There’s a real vision with the algebraic form, where ‘X’ is the unknown and you should expect the unexpected

Yeah, exactly – David

X also marks the spot, you can’t forget that one! – Ben

On your IG, there was a vote on the winter festival. Can we expect something?

We’re working on something that we’re due to announce in a couple of weeks. I’ll leave that there. – David

We’ll keep you in the loop, but we can’t give you the full scoop quite yet. – Ben

Finally, can you talk about the future of Cloud X – whether it’s the label, festival or organisation as a whole – would you want it to be a thing that just caters to artists that are about to blow up, or do you see it going mainstream and reaching the scale of these bigger festivals such as, Wireless and Glastonbury?
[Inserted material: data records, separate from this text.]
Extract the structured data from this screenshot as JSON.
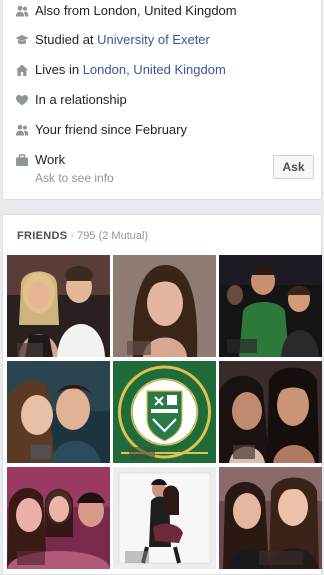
{
  "about": {
    "from_text": "Also from London, United Kingdom",
    "studied_prefix": "Studied at ",
    "studied_link": "University of Exeter",
    "lives_prefix": "Lives in ",
    "lives_link": "London, United Kingdom",
    "relationship": "In a relationship",
    "friend_since": "Your friend since February",
    "work_label": "Work",
    "work_sub": "Ask to see info",
    "ask_button": "Ask"
  },
  "icons": {
    "from": "people-icon",
    "studied": "graduation-cap-icon",
    "lives": "house-icon",
    "relationship": "heart-icon",
    "friend_since": "people-icon",
    "work": "briefcase-icon"
  },
  "friends": {
    "title": "FRIENDS",
    "separator": " · ",
    "count": "795 (2 Mutual)",
    "tiles": [
      {
        "name": "friend-photo"
      },
      {
        "name": "friend-photo"
      },
      {
        "name": "friend-photo"
      },
      {
        "name": "friend-photo"
      },
      {
        "name": "friend-photo"
      },
      {
        "name": "friend-photo"
      },
      {
        "name": "friend-photo"
      },
      {
        "name": "friend-photo"
      },
      {
        "name": "friend-photo"
      }
    ]
  },
  "colors": {
    "link": "#365899",
    "text": "#1d2129",
    "muted": "#90949c",
    "icon": "#90949c",
    "background": "#e9ebee"
  }
}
I mean for me, one hundred per cent in terms of scale, but I also think that the contemporary culture is so much more different compared to what it was five years ago, let alone ten. What I mean by that, is artists that are mainstream and accessible, who are massive – don’t necessarily need to be mainstream in this commercialised manner. Someone like SZA, Tyler The Creator, Frank Ocean; these artists are internationally famous and renowned, but simultaneously they’re not artists that take on a traditional radio approach of “can I put bangers on mainstream, daytime radio whether that’s in the UK or US” etc. etc. because part of it, with the change of technology and ability of artists to self-distribute through various forms of social media – the opening up of musical culture in those ways – has also allowed for different types of artists to exist, and that extends to festivals and other cultural aspects that we work in. The point is not for us to take a culture that is quite nascent and then say “right we’re only working with you if you stay small,” – absolutely not, the whole point is to create a platform within this culture and to help creatives to grow, and to see the community we work in thrive. – Ben
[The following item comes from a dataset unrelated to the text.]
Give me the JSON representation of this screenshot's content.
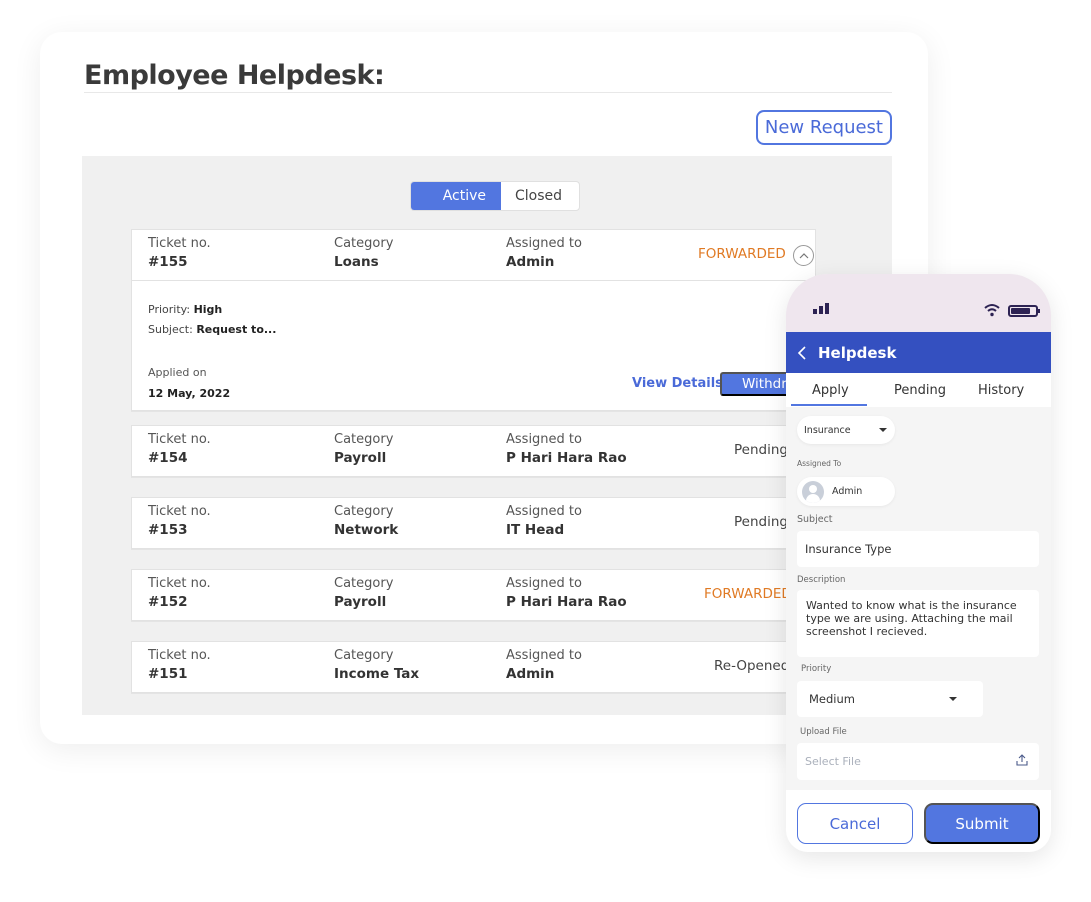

I would like to add, that I’d want to see the festival become this live version of COLORS you know? Find talent that doesn’t get the recognition it deserves, give it a platform and help people reach a new audience. I know artists that people may have necessarily not heard of before, that come and perform and end up leaving with a lot of fans – and that was their first-ever live show. I like to see our live events as a space where you’re going to come and find your new favourite artist. It could be a person that you’ve seen before or never heard of before, and they’ve got like two hundred followers – it doesn’t really matter, they’re supposed to be that X, that unknown. It doesn’t have to be about who’s gonna blow, who’s gonna be the biggest,” it’s about a chance to discover someone who you might have never seen or heard before. – David